→ Supplied material
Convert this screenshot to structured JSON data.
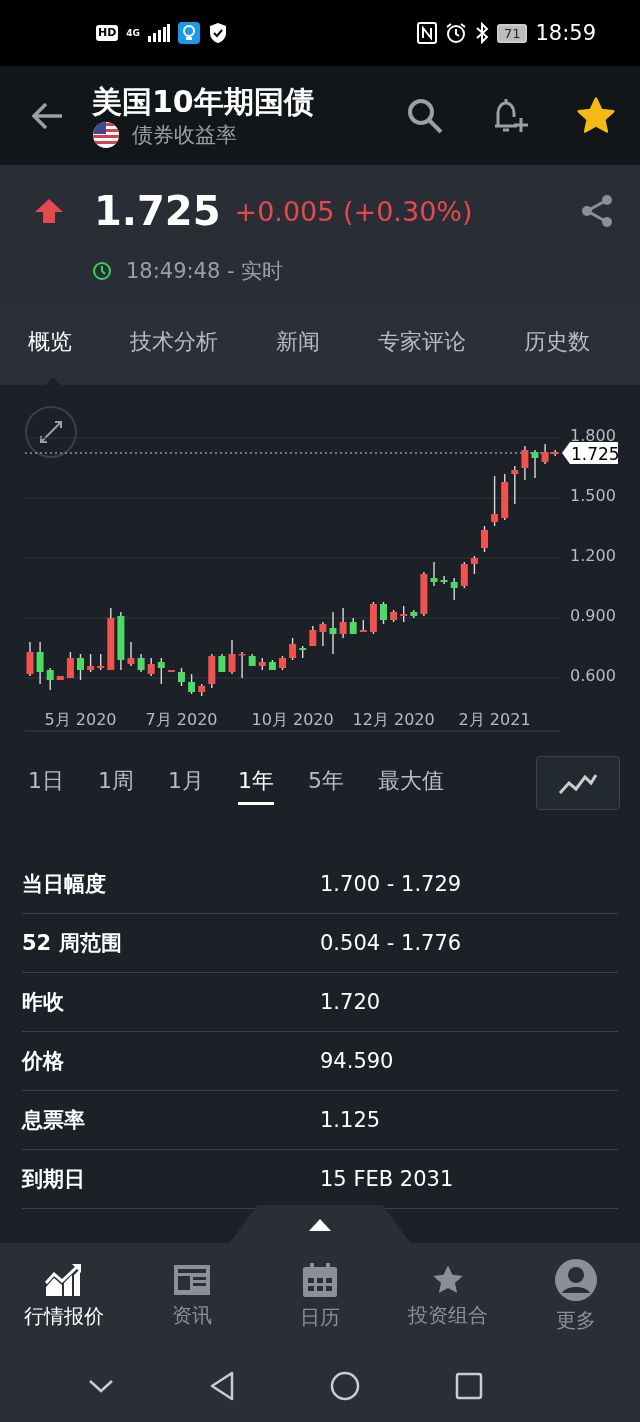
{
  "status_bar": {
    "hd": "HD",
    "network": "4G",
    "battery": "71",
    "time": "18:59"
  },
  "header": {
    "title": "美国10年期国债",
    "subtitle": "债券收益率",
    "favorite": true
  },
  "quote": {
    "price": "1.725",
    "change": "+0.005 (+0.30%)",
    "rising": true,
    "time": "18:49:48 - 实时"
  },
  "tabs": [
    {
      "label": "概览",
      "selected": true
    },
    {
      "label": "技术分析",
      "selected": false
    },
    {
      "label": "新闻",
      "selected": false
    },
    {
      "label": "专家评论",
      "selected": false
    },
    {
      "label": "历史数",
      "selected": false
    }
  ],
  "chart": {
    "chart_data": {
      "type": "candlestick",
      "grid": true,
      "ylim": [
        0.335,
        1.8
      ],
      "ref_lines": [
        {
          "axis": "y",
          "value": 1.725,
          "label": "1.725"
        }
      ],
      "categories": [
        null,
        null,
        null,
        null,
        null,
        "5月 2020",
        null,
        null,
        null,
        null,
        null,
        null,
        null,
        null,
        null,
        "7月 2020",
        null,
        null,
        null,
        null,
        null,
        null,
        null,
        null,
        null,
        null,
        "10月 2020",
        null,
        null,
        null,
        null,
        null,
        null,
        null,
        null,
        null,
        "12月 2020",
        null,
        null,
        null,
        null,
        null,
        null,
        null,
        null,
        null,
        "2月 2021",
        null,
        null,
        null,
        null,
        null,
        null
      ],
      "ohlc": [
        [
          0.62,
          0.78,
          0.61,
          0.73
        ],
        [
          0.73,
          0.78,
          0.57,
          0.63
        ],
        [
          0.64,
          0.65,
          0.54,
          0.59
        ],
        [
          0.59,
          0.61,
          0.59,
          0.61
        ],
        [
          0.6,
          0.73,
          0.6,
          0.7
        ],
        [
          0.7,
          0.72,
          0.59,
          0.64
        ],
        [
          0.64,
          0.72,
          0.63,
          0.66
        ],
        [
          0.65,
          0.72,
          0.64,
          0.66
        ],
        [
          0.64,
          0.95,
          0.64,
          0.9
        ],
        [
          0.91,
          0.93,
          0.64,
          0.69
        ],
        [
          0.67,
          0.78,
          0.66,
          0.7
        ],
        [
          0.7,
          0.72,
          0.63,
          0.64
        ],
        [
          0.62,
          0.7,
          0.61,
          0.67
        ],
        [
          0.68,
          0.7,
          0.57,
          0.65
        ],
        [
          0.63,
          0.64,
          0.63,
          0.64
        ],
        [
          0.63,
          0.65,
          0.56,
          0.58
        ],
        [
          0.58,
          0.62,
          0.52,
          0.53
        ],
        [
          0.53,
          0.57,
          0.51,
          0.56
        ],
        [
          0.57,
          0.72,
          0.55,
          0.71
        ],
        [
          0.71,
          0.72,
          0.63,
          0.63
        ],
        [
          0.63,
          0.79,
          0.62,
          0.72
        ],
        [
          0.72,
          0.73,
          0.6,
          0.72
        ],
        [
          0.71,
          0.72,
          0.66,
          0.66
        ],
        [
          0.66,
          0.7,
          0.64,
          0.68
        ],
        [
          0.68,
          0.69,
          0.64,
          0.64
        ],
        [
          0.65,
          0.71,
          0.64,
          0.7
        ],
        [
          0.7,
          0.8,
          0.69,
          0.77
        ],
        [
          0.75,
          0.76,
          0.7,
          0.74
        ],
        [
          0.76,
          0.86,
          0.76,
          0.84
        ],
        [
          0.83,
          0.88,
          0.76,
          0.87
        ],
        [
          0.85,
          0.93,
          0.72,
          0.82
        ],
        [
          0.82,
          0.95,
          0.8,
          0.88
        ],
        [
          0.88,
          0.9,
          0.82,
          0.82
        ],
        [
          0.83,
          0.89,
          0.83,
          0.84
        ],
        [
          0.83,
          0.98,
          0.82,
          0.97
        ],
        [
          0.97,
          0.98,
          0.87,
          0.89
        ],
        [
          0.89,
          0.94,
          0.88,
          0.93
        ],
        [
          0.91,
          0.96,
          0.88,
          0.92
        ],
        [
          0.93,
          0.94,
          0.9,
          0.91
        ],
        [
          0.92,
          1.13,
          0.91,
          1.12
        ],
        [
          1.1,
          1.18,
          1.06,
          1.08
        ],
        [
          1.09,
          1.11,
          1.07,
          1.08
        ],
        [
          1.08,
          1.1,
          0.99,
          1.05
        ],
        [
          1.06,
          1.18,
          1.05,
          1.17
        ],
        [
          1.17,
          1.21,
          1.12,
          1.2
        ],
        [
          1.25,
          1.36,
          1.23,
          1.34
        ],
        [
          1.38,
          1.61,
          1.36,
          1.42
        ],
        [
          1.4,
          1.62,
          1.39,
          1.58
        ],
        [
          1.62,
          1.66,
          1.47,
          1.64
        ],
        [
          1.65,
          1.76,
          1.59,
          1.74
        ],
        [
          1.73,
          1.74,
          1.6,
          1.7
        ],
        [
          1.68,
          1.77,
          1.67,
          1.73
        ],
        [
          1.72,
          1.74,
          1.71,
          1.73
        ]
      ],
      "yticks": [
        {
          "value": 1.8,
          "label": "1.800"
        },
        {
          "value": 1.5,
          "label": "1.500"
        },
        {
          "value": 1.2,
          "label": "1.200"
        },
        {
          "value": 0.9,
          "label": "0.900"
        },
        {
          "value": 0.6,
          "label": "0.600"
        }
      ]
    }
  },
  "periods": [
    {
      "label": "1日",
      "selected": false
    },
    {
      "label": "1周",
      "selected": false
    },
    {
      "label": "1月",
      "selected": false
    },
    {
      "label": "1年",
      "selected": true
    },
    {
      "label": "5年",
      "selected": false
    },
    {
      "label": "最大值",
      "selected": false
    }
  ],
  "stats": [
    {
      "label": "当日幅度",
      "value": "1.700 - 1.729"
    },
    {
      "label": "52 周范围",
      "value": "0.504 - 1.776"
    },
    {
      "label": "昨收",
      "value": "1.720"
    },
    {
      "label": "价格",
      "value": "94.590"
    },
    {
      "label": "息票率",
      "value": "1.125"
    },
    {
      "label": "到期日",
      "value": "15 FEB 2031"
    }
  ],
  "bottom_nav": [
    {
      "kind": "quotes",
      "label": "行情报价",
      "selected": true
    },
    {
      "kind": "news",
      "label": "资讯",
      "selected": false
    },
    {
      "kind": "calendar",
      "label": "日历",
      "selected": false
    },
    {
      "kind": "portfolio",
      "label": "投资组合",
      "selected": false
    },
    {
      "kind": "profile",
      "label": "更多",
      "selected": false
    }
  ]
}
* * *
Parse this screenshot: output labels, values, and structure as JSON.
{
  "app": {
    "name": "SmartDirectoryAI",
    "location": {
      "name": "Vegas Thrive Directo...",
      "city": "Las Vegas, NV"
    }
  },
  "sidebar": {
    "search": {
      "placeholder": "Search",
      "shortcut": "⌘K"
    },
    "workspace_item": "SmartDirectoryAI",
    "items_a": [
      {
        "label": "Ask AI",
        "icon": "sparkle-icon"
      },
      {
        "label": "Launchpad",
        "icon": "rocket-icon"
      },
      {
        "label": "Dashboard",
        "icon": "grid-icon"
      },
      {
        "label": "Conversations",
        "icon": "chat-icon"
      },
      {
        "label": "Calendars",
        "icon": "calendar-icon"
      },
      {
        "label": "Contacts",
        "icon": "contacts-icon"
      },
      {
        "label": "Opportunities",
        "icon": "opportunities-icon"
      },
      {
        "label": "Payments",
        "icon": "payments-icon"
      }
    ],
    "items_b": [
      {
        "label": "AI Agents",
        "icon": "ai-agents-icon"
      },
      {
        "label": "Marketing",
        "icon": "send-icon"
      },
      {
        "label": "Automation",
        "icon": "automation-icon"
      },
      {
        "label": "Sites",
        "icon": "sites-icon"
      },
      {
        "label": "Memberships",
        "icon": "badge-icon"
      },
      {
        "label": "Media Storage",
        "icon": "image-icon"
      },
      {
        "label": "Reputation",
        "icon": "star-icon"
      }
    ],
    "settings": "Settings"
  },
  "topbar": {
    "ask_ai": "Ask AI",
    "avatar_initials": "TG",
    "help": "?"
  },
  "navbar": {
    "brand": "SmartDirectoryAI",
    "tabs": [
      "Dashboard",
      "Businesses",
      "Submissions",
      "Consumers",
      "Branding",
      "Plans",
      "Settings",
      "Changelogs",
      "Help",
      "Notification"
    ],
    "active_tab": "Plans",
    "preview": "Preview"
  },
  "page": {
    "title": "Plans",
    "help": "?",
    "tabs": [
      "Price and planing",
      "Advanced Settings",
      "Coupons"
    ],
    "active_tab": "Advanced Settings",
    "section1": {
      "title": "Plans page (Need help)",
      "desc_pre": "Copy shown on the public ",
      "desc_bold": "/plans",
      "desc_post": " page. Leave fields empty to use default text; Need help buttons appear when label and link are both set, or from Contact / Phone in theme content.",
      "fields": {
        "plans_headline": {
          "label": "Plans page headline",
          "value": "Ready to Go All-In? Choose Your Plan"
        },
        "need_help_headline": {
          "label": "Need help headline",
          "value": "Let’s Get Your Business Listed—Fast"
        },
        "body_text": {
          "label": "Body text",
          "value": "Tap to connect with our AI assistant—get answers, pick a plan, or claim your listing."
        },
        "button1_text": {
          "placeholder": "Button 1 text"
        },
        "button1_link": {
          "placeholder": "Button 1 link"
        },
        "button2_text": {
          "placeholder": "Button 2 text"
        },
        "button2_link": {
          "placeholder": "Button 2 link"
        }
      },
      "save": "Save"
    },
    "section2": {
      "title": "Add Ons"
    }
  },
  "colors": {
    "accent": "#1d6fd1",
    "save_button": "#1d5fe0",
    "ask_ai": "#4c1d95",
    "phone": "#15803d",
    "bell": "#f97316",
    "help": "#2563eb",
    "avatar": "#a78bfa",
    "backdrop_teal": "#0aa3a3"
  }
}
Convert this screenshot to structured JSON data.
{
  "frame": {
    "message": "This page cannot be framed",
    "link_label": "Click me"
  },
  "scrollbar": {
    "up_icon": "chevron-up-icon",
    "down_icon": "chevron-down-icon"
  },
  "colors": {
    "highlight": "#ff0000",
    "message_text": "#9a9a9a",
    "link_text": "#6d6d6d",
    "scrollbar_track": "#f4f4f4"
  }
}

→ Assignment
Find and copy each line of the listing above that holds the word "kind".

→ Result for this exercise
      "kind": "quotes",
      "kind": "news",
      "kind": "calendar",
      "kind": "portfolio",
      "kind": "profile",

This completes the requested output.